I wan’t to be clear that this isn’t an isolated thing. When a parent home births and homeschools, they have total control over their children’s documents (including control over the very existence of those documents). I grew up knowing several homeschooling families that didn’t obtain social security numbers for their children. Even birth certificates were something you could forego if you picked the right midwife. Most homeschoolers obtain both birth certificates and social security numbers for their children—mine did, for example—so don’t think I’m saying this is all that common. What I am saying is that home birthing and homeschooling gives parents the ability to deprive their children of these documents in a way that they could not if they didn’t home birth and homeschool—and some parents, like Alecia Faith’s, take advantage of that.
Children who attend public school can obtain copies of their transcripts years later. Homeschool alumni have to get those from their parents. In most cases this isn’t a problem, but when parents are controlling and manipulative, it can be a huge problem. I know someone who lived at home until she was 23 because her parents kept promising to give her her homeschool diploma and transcript, stringing her along for years. I know someone else whose parents told her they would only give her a diploma and transcript of she agreed to go to the Christian college they had picked out. You can read more stories like this here.

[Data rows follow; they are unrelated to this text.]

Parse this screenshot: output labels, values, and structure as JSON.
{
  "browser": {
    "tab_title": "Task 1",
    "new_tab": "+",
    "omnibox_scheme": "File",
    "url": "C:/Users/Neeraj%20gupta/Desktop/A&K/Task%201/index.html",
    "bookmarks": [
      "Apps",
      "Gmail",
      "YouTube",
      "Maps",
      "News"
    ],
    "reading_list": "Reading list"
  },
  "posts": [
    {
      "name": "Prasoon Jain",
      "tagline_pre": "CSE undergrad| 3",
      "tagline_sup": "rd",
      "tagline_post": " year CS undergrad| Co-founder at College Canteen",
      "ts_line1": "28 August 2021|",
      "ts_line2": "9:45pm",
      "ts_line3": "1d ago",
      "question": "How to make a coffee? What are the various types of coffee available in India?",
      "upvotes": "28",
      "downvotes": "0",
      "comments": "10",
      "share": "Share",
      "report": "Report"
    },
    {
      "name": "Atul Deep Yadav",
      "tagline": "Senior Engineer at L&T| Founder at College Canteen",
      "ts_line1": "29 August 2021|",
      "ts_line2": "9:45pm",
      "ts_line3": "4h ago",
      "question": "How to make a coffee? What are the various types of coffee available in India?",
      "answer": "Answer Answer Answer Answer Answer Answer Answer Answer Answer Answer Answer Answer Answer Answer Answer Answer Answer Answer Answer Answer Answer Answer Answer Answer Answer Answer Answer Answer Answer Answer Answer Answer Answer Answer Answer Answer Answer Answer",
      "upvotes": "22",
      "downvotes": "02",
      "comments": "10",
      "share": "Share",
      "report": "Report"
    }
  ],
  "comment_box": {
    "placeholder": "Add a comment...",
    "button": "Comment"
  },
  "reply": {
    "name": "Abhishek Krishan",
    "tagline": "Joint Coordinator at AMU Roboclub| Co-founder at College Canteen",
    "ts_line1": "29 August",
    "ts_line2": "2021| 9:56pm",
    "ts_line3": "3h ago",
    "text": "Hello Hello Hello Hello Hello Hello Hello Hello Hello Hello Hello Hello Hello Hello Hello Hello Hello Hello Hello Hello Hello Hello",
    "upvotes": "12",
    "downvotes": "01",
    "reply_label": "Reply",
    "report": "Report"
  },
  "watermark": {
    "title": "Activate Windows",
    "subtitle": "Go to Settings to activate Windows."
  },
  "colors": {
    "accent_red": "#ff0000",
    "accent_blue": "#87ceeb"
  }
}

In her own comment on my post, a Christian homeschooling blogger stated this:
You understate how controlling Lisa is. It’s shocking really. I know because we used to be friends.
This blogger chose to remove this comment, so I am not going to name her here. But to me, this rather confirms what I said earlier—that Alecia Faith would not have left home unannounced if she didn’t have reason for doing so. Her older sister Grace wrote in her comment that she is making plans to move out herself, but then, she is 24 and the move has not yet taken place yet. Besides, I could see Alecia Faith’s parents realizing that they need to loosen up a bit on their older children or they risk losing them as they lost Alecia Faith, so things may be different in the home than they were when Alecia Faith fled.
In summary, any parent willing to actively prevent a child from getting her drivers license until she is 23 on the grounds that she is not “mature” enough to drive is extremely controlling and manipulative, and I am ver glad Alecia Faith managed to get out. You go, Alecia Faith!